→ **Problem to work on**
What is needed is the whole of the data, set down exactly.
══════════════════════════════
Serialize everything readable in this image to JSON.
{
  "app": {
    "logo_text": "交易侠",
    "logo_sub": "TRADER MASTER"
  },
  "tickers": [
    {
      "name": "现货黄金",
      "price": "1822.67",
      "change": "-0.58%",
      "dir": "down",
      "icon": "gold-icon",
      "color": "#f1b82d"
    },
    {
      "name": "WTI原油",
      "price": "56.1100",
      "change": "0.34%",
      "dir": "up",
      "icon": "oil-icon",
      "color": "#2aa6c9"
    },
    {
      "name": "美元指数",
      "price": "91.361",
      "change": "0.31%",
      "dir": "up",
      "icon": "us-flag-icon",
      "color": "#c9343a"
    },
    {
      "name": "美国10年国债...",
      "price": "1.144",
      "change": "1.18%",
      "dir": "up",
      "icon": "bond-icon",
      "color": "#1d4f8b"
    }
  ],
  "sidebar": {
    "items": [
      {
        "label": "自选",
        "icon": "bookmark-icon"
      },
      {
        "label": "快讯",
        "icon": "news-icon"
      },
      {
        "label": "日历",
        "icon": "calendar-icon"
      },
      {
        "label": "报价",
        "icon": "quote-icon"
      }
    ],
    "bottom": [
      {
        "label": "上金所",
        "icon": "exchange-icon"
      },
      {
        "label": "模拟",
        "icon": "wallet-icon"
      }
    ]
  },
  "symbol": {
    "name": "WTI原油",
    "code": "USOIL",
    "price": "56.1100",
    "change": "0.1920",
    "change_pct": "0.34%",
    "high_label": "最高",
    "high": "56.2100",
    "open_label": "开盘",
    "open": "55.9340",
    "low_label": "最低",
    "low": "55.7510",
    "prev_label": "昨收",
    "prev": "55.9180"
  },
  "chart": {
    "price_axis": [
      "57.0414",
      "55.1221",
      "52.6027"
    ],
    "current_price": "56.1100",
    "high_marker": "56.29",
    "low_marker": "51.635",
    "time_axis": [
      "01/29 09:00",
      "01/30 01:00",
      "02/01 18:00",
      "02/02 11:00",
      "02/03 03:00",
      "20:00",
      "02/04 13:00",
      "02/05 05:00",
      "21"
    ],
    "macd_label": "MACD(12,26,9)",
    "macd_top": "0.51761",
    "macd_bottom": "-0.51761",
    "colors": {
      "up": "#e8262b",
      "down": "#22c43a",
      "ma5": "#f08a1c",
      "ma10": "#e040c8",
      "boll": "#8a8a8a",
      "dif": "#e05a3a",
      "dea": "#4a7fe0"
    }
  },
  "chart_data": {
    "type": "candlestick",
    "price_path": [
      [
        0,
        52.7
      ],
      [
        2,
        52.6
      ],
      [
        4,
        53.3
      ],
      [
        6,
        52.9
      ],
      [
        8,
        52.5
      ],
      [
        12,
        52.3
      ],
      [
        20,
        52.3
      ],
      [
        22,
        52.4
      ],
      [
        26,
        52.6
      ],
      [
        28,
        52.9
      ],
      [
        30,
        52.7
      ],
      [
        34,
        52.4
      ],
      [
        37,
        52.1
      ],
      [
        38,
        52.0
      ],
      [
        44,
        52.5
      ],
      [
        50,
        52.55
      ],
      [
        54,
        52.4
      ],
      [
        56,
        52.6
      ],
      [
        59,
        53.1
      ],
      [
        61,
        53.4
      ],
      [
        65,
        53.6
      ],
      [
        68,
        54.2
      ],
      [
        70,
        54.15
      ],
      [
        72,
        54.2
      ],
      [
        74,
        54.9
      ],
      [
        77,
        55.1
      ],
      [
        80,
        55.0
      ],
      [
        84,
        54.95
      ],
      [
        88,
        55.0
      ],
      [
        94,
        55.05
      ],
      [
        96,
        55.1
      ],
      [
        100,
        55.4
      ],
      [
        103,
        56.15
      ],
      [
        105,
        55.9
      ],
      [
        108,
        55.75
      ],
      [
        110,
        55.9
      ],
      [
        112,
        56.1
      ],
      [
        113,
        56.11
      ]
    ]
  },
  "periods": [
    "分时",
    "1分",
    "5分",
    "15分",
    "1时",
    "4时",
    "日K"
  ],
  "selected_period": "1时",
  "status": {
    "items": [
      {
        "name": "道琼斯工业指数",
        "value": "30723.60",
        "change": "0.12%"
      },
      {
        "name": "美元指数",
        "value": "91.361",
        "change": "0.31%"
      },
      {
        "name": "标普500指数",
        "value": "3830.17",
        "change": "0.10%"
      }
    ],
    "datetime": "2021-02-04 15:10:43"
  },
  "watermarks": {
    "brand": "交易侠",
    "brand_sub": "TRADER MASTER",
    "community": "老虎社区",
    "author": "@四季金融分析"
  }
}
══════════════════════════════
→ **The completed task**
Serialize everything readable in this image to JSON.
{
  "app": {
    "logo_text": "交易侠",
    "logo_sub": "TRADER MASTER"
  },
  "tickers": [
    {
      "name": "现货黄金",
      "price": "1822.67",
      "change": "-0.58%",
      "dir": "down",
      "icon": "gold-icon",
      "color": "#f1b82d"
    },
    {
      "name": "WTI原油",
      "price": "56.1100",
      "change": "0.34%",
      "dir": "up",
      "icon": "oil-icon",
      "color": "#2aa6c9"
    },
    {
      "name": "美元指数",
      "price": "91.361",
      "change": "0.31%",
      "dir": "up",
      "icon": "us-flag-icon",
      "color": "#c9343a"
    },
    {
      "name": "美国10年国债...",
      "price": "1.144",
      "change": "1.18%",
      "dir": "up",
      "icon": "bond-icon",
      "color": "#1d4f8b"
    }
  ],
  "sidebar": {
    "items": [
      {
        "label": "自选",
        "icon": "bookmark-icon"
      },
      {
        "label": "快讯",
        "icon": "news-icon"
      },
      {
        "label": "日历",
        "icon": "calendar-icon"
      },
      {
        "label": "报价",
        "icon": "quote-icon"
      }
    ],
    "bottom": [
      {
        "label": "上金所",
        "icon": "exchange-icon"
      },
      {
        "label": "模拟",
        "icon": "wallet-icon"
      }
    ]
  },
  "symbol": {
    "name": "WTI原油",
    "code": "USOIL",
    "price": "56.1100",
    "change": "0.1920",
    "change_pct": "0.34%",
    "high_label": "最高",
    "high": "56.2100",
    "open_label": "开盘",
    "open": "55.9340",
    "low_label": "最低",
    "low": "55.7510",
    "prev_label": "昨收",
    "prev": "55.9180"
  },
  "chart": {
    "price_axis": [
      "57.0414",
      "55.1221",
      "52.6027"
    ],
    "current_price": "56.1100",
    "high_marker": "56.29",
    "low_marker": "51.635",
    "time_axis": [
      "01/29 09:00",
      "01/30 01:00",
      "02/01 18:00",
      "02/02 11:00",
      "02/03 03:00",
      "20:00",
      "02/04 13:00",
      "02/05 05:00",
      "21"
    ],
    "macd_label": "MACD(12,26,9)",
    "macd_top": "0.51761",
    "macd_bottom": "-0.51761",
    "colors": {
      "up": "#e8262b",
      "down": "#22c43a",
      "ma5": "#f08a1c",
      "ma10": "#e040c8",
      "boll": "#8a8a8a",
      "dif": "#e05a3a",
      "dea": "#4a7fe0"
    }
  },
  "chart_data": {
    "type": "candlestick",
    "price_path": [
      [
        0,
        52.7
      ],
      [
        2,
        52.6
      ],
      [
        4,
        53.3
      ],
      [
        6,
        52.9
      ],
      [
        8,
        52.5
      ],
      [
        12,
        52.3
      ],
      [
        20,
        52.3
      ],
      [
        22,
        52.4
      ],
      [
        26,
        52.6
      ],
      [
        28,
        52.9
      ],
      [
        30,
        52.7
      ],
      [
        34,
        52.4
      ],
      [
        37,
        52.1
      ],
      [
        38,
        52.0
      ],
      [
        44,
        52.5
      ],
      [
        50,
        52.55
      ],
      [
        54,
        52.4
      ],
      [
        56,
        52.6
      ],
      [
        59,
        53.1
      ],
      [
        61,
        53.4
      ],
      [
        65,
        53.6
      ],
      [
        68,
        54.2
      ],
      [
        70,
        54.15
      ],
      [
        72,
        54.2
      ],
      [
        74,
        54.9
      ],
      [
        77,
        55.1
      ],
      [
        80,
        55.0
      ],
      [
        84,
        54.95
      ],
      [
        88,
        55.0
      ],
      [
        94,
        55.05
      ],
      [
        96,
        55.1
      ],
      [
        100,
        55.4
      ],
      [
        103,
        56.15
      ],
      [
        105,
        55.9
      ],
      [
        108,
        55.75
      ],
      [
        110,
        55.9
      ],
      [
        112,
        56.1
      ],
      [
        113,
        56.11
      ]
    ]
  },
  "periods": [
    "分时",
    "1分",
    "5分",
    "15分",
    "1时",
    "4时",
    "日K"
  ],
  "selected_period": "1时",
  "status": {
    "items": [
      {
        "name": "道琼斯工业指数",
        "value": "30723.60",
        "change": "0.12%"
      },
      {
        "name": "美元指数",
        "value": "91.361",
        "change": "0.31%"
      },
      {
        "name": "标普500指数",
        "value": "3830.17",
        "change": "0.10%"
      }
    ],
    "datetime": "2021-02-04 15:10:43"
  },
  "watermarks": {
    "brand": "交易侠",
    "brand_sub": "TRADER MASTER",
    "community": "老虎社区",
    "author": "@四季金融分析"
  }
}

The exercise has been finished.